Childhood food allergies are much more common than previously thought, affecting one in 12 U.S. kids, according to a new study. What does that mean for families? A whole new way of life, one mom discovered.
Courtesy Jenny Kales
Writer Jenny Kales with her 8-year-old daughter, Zoe (left), and 11-year-old daughter, Alexandra.
I’ll never forget my first trip to the allergist’s office. My then 4-year-old daughter Alexandra had experienced a potentially life-threatening reaction to one bite of a peanut butter sandwich and I was still feeling the shock. Noticing that I looked overwhelmed, the doctor said to me, “This takes time to absorb. A food allergy diagnosis is life-altering.”
I’ll say. One day I thought that my child was perfectly healthy; the next, I realized that if my daughter ate the wrong food, she could have a fatal allergic reaction.
Managing food allergies is more than just avoiding a certain item of food – in our case peanuts and tree nuts – and carrying an EpiPen. My husband and I discovered that we have to evaluate every food based on the environment in which it was prepared as well as many other factors to determine a food’s “safety.” In the early months of my daughter’s diagnosis, I spent hours at the supermarket reading labels, combined with phone calls to customer service lines. Learning about my daughter’s food allergies became a part-time job.
Our family has had to give up a few things we once took for granted. My husband and I can’t take Alex to an ice cream shop because of the cross-contact risk caused by shared ice cream scoops and flavors like butter pecan and peanut butter cup. And those cute decorated birthday cakes from the local bakery?

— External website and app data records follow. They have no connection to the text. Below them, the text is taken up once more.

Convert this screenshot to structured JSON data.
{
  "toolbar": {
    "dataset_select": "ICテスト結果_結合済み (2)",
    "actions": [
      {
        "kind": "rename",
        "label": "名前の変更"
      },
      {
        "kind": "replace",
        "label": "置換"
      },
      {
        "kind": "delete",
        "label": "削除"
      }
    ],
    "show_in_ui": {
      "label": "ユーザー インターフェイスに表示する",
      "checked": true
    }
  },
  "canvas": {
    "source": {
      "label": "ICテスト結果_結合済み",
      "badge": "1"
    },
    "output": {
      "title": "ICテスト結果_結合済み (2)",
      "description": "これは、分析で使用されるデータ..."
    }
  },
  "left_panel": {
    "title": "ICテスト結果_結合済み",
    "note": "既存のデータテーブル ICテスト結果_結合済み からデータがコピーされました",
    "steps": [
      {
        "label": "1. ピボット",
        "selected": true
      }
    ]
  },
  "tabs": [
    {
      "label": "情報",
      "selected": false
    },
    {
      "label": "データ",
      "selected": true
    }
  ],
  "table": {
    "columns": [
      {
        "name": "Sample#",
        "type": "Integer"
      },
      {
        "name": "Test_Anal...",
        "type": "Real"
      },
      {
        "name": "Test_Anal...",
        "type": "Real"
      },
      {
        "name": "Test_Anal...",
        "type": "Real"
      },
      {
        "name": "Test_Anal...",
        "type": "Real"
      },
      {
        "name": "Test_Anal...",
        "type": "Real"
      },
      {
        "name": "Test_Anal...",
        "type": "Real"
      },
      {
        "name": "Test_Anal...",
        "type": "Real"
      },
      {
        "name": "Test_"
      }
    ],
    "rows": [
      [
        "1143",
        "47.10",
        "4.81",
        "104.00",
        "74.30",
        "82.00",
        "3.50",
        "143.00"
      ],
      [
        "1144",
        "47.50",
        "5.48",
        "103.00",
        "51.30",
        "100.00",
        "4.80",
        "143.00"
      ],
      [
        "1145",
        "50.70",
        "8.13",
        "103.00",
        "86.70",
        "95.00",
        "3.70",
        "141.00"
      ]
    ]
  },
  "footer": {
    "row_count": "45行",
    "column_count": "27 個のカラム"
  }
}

These are out of the question because walnut-topped coffee cake and peanut butter cookies are baked right alongside them.
Restaurants are another food allergy minefield. Our favorite Thai restaurant is now off- limits for the family (we reserve it for date night). In fact, all restaurants must be approached with caution, questions and research. The holidays, with their many traditional “nutty” foods, have been another adjustment and fortunately for us, family members have come together to make sure that our daughter can enjoy the family feast (though I always bring dessert!)
At school, we face constant food allergy concerns with regard to lunch tables, birthday parties, play dates and extracurricular activities. We tackle each situation by being proactive and ensuring that our daughter doesn’t miss out. For every event, we send Alexandra with her own treats and emphasize having a good time with friends. We’ve always encouraged her to think positively about living with food allergies. Food is part of our social fabric, but kids like my daughter know that food is just one part of life and not the whole show.
Now, at age 11, Alexandra has learned to manage food allergies on her own. At a recent Taylor Swift concert, Alex minimized her food allergy risk by choosing to eat at home before the show instead of taking a chance at the arena. You bet I was impressed.
Best of all, Alexandra has learned to focus on the things she can do, not the things she can’t. Along with no allergic reactions, this positive attitude may be my ultimate reward – and hers.
Jenny Kales writes about parenting with food allergies for many publications and is the creator of the award-winning blog, “The Nut-Free Mom." She lives near Chicago with her husband and two daughters.